- _WORK REQUIRED_
Which lines of the data contain the string "total"? Copy every one of them.

- _DATA FOR THIS TASK_
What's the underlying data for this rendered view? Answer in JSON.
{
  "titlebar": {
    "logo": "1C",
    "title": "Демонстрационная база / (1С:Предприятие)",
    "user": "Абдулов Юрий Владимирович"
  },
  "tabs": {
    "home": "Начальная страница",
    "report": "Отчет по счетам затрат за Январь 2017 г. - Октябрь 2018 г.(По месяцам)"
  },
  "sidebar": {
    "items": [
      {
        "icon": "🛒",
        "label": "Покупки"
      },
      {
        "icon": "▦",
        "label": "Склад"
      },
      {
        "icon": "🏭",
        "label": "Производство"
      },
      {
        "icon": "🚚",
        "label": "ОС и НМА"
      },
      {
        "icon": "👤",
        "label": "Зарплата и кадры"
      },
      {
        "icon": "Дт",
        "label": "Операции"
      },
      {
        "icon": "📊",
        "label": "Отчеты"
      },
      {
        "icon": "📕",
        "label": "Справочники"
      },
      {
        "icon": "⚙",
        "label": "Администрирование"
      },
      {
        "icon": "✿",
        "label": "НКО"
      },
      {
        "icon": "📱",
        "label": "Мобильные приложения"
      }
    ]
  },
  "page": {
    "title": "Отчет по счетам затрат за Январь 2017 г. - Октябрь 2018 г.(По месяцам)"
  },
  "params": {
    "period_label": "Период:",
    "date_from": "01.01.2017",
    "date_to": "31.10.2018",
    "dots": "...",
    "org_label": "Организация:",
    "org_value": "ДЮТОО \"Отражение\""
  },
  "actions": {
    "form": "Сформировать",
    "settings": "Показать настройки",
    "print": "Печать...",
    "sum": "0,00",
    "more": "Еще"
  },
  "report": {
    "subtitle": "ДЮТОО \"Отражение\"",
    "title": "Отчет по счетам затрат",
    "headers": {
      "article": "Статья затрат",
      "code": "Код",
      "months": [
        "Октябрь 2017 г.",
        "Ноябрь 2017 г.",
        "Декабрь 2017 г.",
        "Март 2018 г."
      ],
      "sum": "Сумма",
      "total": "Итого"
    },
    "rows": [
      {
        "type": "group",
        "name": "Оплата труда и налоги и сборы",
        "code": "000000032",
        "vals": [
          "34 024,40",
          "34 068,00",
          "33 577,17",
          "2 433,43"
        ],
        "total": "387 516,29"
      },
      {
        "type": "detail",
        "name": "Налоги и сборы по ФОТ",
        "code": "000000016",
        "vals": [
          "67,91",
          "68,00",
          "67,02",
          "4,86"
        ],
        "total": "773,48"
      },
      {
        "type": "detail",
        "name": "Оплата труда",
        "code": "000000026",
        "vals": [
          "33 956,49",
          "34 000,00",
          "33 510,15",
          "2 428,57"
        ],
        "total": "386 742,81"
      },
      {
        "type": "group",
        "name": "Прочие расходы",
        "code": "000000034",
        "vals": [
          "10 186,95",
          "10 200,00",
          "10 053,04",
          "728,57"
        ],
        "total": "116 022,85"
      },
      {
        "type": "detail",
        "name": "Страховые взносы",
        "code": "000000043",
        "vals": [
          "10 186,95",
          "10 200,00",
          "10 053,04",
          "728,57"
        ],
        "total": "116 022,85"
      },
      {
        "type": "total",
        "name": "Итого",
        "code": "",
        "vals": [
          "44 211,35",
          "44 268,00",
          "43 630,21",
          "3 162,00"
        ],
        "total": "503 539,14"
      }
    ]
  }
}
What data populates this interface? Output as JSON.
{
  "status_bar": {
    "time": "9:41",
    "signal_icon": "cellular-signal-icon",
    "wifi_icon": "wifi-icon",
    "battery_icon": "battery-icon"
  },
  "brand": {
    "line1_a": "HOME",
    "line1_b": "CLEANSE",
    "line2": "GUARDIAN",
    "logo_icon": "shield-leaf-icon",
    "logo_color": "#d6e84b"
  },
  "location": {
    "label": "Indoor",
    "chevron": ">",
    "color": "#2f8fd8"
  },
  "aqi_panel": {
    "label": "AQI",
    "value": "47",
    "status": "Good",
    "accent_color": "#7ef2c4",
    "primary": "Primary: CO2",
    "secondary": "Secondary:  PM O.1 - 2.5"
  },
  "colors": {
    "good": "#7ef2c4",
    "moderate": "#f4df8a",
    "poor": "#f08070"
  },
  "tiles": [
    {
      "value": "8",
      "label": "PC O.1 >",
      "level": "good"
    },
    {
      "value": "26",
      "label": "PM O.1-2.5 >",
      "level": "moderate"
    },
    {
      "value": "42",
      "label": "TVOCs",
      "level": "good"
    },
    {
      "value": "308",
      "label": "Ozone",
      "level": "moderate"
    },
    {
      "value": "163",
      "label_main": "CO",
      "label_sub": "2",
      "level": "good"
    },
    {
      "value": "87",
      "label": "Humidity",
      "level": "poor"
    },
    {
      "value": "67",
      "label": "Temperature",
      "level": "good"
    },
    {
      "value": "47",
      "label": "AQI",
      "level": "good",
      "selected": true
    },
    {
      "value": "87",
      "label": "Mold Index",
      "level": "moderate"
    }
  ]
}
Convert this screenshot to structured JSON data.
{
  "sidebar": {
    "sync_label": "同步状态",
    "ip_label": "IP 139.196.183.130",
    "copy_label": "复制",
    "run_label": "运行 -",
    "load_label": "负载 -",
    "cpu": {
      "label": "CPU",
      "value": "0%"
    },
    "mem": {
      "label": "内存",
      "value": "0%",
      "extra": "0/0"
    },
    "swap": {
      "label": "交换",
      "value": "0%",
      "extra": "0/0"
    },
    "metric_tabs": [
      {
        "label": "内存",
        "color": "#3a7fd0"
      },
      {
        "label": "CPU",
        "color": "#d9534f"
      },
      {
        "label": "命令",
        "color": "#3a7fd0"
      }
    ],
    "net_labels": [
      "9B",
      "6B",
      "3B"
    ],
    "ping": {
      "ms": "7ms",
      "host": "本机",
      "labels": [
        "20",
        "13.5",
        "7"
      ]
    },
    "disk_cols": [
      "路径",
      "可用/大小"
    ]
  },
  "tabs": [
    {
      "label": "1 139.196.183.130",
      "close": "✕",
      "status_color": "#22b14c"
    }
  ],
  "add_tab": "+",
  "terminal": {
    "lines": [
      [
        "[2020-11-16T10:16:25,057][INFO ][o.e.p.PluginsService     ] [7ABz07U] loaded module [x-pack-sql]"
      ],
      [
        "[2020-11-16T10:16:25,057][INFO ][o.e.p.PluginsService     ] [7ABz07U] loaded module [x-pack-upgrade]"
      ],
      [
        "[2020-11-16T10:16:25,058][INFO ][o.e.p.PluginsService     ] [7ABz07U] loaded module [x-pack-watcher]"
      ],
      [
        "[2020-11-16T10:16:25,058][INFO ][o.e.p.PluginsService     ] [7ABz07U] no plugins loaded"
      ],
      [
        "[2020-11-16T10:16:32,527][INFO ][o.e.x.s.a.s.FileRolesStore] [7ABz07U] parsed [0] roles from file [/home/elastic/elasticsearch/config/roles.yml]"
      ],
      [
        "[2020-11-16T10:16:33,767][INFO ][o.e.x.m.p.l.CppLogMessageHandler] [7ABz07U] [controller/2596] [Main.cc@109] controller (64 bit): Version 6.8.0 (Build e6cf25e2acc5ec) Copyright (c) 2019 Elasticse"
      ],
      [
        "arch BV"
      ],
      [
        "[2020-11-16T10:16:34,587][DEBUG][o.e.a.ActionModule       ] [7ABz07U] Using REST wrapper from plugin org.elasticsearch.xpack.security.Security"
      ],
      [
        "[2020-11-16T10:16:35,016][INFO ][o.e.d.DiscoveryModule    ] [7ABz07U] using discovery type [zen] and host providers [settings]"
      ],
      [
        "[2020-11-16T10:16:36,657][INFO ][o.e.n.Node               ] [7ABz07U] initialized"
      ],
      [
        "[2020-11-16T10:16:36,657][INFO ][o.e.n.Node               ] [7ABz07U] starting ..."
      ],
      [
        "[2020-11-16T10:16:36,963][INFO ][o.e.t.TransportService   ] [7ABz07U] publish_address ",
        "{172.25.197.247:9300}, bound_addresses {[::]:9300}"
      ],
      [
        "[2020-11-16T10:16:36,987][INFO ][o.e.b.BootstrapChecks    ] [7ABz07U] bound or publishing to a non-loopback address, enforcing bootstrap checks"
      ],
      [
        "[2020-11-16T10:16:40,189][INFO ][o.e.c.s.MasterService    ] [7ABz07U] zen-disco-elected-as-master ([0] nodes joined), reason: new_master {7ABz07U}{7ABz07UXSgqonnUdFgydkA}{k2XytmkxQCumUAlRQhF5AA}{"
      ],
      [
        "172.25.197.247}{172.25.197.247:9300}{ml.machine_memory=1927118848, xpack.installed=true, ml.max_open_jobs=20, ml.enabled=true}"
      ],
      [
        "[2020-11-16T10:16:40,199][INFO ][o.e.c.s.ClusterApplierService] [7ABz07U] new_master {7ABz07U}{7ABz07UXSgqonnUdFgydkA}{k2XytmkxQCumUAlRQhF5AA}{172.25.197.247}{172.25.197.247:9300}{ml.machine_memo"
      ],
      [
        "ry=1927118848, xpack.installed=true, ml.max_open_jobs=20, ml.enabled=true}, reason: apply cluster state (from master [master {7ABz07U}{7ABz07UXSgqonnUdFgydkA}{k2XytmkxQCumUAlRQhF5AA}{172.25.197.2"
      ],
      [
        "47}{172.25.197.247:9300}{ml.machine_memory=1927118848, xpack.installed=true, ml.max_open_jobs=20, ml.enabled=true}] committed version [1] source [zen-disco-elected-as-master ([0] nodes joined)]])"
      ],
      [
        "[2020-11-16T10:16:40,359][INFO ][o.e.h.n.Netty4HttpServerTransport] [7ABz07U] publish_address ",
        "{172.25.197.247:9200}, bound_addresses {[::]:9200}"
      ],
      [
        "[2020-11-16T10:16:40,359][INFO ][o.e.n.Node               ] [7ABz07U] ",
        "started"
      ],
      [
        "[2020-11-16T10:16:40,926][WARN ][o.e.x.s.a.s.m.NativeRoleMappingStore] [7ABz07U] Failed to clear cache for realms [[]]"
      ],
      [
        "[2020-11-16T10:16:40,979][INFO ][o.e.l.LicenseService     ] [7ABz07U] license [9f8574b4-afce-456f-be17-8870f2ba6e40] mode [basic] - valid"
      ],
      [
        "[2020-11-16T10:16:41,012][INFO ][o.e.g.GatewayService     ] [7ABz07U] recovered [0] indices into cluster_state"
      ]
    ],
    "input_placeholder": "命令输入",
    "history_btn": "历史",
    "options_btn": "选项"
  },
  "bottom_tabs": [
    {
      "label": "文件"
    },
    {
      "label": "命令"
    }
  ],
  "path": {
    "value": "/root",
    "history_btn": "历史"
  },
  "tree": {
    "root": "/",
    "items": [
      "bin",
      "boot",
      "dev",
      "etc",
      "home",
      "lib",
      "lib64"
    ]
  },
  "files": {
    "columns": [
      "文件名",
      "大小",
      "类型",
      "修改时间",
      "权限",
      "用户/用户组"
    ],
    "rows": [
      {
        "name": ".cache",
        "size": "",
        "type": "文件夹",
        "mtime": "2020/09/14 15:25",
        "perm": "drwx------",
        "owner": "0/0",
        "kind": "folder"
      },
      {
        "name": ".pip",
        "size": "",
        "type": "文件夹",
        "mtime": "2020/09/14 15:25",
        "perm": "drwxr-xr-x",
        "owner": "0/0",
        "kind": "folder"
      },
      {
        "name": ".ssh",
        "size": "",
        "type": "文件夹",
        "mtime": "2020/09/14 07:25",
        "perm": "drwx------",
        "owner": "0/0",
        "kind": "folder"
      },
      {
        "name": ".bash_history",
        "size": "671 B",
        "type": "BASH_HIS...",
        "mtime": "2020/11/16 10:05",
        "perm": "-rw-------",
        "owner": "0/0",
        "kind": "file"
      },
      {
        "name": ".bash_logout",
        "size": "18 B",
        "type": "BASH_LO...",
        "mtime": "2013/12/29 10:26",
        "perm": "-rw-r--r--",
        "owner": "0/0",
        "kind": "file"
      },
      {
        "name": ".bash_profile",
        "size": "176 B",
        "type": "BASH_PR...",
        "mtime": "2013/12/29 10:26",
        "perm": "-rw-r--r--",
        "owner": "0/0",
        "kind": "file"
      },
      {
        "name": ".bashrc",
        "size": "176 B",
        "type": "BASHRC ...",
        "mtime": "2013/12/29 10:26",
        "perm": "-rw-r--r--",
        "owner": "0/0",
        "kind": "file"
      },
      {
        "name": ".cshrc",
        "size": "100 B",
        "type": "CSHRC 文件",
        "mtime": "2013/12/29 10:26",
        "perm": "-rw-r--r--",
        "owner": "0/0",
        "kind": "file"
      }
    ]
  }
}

- _YOUR SOLUTION_
      "total": "Итого"
        "total": "387 516,29"
        "total": "773,48"
        "total": "386 742,81"
        "total": "116 022,85"
        "total": "116 022,85"
        "type": "total",
        "total": "503 539,14"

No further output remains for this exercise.